• Study material

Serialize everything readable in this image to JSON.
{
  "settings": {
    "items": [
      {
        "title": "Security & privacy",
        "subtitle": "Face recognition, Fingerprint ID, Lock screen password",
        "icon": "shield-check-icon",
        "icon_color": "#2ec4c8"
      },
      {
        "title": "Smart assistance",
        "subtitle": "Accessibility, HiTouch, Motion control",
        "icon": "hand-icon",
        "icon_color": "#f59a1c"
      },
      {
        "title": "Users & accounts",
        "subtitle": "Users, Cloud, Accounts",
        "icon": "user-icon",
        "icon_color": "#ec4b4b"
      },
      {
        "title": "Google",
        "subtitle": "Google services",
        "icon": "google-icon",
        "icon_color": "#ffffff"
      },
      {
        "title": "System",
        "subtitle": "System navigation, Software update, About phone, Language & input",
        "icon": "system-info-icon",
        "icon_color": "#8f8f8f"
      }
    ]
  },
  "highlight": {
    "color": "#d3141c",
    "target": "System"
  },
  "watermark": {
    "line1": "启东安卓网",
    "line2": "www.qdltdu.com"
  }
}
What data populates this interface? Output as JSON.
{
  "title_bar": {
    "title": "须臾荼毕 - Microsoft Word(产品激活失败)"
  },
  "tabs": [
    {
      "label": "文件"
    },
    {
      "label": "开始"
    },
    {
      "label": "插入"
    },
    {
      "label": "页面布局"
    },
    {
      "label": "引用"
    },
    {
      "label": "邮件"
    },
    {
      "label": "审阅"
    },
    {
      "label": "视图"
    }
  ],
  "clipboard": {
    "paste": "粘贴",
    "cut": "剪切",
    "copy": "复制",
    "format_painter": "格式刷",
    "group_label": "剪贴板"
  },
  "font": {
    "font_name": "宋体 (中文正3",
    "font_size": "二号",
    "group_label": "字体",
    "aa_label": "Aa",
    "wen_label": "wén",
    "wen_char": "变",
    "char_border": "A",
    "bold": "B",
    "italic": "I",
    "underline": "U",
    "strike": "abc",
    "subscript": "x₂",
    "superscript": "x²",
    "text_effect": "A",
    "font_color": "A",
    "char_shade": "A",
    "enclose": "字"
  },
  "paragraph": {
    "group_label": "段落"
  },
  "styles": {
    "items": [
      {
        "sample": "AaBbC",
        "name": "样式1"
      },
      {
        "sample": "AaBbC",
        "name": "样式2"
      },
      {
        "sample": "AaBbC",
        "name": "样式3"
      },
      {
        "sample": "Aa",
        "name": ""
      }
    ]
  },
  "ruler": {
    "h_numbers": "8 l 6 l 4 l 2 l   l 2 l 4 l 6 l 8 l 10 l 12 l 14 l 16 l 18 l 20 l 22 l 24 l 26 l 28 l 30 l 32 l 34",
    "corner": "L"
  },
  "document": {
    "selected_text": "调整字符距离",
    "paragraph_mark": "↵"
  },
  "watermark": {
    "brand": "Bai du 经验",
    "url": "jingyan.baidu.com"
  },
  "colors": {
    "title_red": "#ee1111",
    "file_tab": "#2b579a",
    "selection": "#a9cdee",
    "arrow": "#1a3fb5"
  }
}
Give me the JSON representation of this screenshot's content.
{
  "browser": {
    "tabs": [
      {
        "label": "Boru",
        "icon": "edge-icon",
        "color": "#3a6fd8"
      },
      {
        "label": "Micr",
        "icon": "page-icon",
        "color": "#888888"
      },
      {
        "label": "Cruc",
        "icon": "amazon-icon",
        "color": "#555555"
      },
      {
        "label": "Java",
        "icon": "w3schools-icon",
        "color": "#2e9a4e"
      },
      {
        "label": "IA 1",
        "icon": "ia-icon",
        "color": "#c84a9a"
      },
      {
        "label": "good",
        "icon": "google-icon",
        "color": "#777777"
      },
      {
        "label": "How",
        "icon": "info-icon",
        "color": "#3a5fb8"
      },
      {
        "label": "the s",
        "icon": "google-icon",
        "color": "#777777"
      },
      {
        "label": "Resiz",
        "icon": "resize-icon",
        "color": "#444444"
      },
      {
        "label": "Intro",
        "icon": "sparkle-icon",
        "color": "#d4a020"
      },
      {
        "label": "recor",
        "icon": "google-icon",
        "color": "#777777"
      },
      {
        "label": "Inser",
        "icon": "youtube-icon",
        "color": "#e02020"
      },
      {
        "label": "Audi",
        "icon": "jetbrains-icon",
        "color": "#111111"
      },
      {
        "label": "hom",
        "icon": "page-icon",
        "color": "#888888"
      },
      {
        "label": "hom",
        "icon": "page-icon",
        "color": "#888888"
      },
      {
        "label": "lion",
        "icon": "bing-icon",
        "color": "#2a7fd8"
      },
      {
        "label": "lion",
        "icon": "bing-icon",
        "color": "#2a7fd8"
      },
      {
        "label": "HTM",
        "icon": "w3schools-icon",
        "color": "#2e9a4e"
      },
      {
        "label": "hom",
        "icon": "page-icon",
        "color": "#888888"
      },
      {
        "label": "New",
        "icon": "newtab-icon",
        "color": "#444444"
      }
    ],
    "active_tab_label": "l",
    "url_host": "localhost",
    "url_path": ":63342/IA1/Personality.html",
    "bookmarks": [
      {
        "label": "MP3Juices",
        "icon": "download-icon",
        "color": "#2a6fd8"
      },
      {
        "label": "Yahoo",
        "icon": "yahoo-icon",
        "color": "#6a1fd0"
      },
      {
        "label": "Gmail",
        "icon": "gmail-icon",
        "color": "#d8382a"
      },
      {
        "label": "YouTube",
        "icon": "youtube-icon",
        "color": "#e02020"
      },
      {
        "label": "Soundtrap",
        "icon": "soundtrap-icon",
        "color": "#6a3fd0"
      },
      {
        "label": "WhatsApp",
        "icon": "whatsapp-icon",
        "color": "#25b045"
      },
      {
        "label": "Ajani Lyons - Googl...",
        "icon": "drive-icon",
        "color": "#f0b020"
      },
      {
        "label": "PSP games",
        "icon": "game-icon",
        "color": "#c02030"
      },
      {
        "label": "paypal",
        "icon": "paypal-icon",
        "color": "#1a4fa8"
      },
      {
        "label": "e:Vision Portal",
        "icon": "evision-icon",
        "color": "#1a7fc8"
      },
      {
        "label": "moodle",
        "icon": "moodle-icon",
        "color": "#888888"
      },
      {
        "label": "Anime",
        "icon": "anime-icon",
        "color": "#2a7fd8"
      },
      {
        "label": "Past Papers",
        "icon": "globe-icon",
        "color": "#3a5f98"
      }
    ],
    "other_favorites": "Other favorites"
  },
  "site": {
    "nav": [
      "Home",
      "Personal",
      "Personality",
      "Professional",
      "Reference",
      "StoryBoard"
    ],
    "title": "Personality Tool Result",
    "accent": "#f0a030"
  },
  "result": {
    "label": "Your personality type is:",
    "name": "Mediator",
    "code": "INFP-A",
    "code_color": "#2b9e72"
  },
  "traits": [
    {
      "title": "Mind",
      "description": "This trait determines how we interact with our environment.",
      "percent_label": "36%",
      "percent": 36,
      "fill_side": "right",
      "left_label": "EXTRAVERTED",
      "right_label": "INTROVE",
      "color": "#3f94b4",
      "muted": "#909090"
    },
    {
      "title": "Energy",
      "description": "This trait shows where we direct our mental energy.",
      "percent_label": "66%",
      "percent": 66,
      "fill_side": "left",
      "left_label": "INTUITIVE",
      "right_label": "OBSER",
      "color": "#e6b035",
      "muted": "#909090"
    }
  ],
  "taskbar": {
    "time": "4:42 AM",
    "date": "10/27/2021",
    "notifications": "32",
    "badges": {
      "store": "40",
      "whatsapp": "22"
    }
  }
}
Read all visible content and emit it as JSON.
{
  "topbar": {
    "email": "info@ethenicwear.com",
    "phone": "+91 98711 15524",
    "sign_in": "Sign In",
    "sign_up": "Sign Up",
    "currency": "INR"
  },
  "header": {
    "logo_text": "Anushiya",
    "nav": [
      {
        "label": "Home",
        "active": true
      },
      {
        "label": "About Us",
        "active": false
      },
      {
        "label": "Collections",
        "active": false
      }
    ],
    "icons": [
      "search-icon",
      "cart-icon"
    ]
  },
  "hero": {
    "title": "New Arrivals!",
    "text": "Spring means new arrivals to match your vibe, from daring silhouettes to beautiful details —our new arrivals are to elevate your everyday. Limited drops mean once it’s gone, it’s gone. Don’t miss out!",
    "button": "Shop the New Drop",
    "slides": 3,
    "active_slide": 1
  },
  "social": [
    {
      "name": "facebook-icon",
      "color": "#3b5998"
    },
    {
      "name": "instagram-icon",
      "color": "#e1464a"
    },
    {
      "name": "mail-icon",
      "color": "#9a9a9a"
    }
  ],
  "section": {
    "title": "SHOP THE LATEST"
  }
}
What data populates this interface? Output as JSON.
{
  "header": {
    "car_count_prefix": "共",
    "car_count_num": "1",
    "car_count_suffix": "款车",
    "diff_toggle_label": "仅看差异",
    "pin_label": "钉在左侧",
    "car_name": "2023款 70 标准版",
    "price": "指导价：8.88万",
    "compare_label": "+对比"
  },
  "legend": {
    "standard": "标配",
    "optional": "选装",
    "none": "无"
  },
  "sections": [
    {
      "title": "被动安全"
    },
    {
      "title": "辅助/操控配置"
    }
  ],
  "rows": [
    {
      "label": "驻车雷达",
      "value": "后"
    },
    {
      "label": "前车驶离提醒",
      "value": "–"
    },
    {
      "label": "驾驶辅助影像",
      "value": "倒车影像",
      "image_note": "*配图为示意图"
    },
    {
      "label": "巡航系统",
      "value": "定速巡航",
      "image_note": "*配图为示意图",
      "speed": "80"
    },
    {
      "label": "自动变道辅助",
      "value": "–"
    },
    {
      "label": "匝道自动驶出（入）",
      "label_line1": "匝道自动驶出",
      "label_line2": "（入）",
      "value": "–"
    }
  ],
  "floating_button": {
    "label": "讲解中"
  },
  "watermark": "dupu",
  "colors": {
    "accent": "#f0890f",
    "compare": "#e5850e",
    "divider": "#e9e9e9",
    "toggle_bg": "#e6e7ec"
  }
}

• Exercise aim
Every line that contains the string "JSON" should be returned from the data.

• Solution to this exercise
Serialize everything readable in this image to JSON.
What data populates this interface? Output as JSON.
Give me the JSON representation of this screenshot's content.
Read all visible content and emit it as JSON.
What data populates this interface? Output as JSON.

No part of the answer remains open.